The Aerospace Industries Association (AIA) is calling on the Bush Administration to develop a vision for aeronautics similar to the one proposed recently by the President for space exploration.
“The most spectacular enhancements of life in the 21st century will be tied to discoveries made in research and development for aerospace,” said Clayton Jones, chairman, president and CEO of Rockwell Collins.
The AIA’s second five-year R&D plan follows on the heels of its first five-year plan, which sought and accomplished significant funding increases for defense R&D.
The new plan calls for continuation of the DOD’s strong levels of R&D funding and seeks increases for NASA and the FAA.
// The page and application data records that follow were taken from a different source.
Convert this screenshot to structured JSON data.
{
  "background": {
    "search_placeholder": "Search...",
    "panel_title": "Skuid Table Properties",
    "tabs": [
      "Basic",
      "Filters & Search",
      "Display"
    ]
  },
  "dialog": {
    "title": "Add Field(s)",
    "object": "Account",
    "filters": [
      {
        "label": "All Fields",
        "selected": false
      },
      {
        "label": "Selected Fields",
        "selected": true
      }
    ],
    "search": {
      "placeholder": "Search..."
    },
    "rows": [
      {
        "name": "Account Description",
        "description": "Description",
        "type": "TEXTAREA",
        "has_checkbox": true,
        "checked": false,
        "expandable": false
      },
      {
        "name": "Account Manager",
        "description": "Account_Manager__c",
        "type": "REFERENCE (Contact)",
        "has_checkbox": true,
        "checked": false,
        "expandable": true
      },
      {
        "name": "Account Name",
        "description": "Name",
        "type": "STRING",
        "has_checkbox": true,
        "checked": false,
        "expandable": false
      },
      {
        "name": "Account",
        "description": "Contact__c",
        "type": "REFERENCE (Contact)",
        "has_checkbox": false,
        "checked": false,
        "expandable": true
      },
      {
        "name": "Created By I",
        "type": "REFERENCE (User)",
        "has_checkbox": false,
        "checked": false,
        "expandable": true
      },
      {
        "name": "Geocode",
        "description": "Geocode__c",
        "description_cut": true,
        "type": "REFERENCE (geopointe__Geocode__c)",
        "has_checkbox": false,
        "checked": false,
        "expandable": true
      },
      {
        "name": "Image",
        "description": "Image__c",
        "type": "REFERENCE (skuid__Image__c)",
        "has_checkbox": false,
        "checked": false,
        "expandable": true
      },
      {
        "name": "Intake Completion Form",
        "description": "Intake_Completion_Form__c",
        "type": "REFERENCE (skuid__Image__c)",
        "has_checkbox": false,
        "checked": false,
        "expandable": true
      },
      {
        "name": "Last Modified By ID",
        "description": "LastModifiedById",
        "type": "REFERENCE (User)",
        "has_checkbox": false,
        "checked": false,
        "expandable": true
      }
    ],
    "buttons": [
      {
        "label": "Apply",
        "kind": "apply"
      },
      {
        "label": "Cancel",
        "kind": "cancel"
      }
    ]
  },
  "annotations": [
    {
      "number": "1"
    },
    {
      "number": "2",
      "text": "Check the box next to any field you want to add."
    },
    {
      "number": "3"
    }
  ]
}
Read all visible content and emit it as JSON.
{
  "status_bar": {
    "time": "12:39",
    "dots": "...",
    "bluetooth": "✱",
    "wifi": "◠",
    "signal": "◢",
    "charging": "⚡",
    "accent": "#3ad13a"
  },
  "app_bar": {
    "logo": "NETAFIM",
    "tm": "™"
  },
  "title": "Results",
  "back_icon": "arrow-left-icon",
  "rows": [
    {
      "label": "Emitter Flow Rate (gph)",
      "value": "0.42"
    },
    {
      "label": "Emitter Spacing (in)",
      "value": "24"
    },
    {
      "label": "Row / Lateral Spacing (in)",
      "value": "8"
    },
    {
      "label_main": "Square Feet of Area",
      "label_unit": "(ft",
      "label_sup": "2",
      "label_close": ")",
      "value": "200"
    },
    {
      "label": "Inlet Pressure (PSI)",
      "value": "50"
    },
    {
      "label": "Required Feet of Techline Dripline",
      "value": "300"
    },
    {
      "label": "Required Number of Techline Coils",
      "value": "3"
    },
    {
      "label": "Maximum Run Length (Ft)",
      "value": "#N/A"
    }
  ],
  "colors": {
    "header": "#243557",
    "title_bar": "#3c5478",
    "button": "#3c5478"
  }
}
Jones, chairman of the AIA board of governors, said AIA’s plan asks the government to reverse declining funding for the FAA’s aeronautics research and development budgets and its facilities and equipment modernization budgets. In the White House’s 2005 budget projection, FAA funding for modernization has been reduced significantly.
The aerospace industry has serious concerns about cutting funding for ATC modernization just as air traffic is reaching saturation in some cities, he said. AIA’s plan requests a $3.8 billion increase in FAA funding over the next five years for civil aeronautics. The association’s plan also stipulates a budget increase of $34 billion over the next five years for NASA, and seeks to increase funding for NASA aeronautics next year to $1.7 billion–up from the current 2005 projection of $900 million, an 11 percent drop from this year.
AIA president and CEO John Douglass said the President’s vision for space “charts an essential course for space exploration and answers many of the industry’s questions about the kinds of technology that will be needed in the future.” Although AIA supports the President’s plan, which increases funding for space exploration capabilities by $12 billion over the next five years, the association believes the Administration should be challenged to create a new human-rated space exploration vehicle by 2010, rather than 2014. The current NASA plan calls for retirement of the space shuttle by 2010 and a new manned vehicle by 2014, leaving a four-year gap in which maintenance of the International Space Station would be accomplished by Russian or French space vehicles.
Jones said the aerospace industry is also concerned that funds would be diverted within the NASA budget from aeronautics to the space program. He added that the industry is asking NASA to maintain continued balance between space and aeronautics budgets.
He said AIA fully supports the formation of the multi-agency joint planning and development office (JPDO), tasked with modernizing the U.S. air transportation system. He promised that AIA’s members will work with the JPDO to develop a unified interagency R&D program, coordinated across the government.
According to Jones, AIA’s plan encourages public/private partnerships to develop the National Airspace System (NAS) modernization plan for new technology in safety; ATM development and deployment; NAS transformation; propulsion and fuel systems; advanced materials structures; environmental impacts; and for rotorcraft.
AIA’s 2004 to 2008 plan does not ask for increased funding for defense R&D (2005 budget projection calls for an increase of $69 billion), but seeks a reallocation of funds to areas that are critical to the industry and have been underfunded in recent years, such as avionics, rotorcraft, propulsion systems and GPS modernization.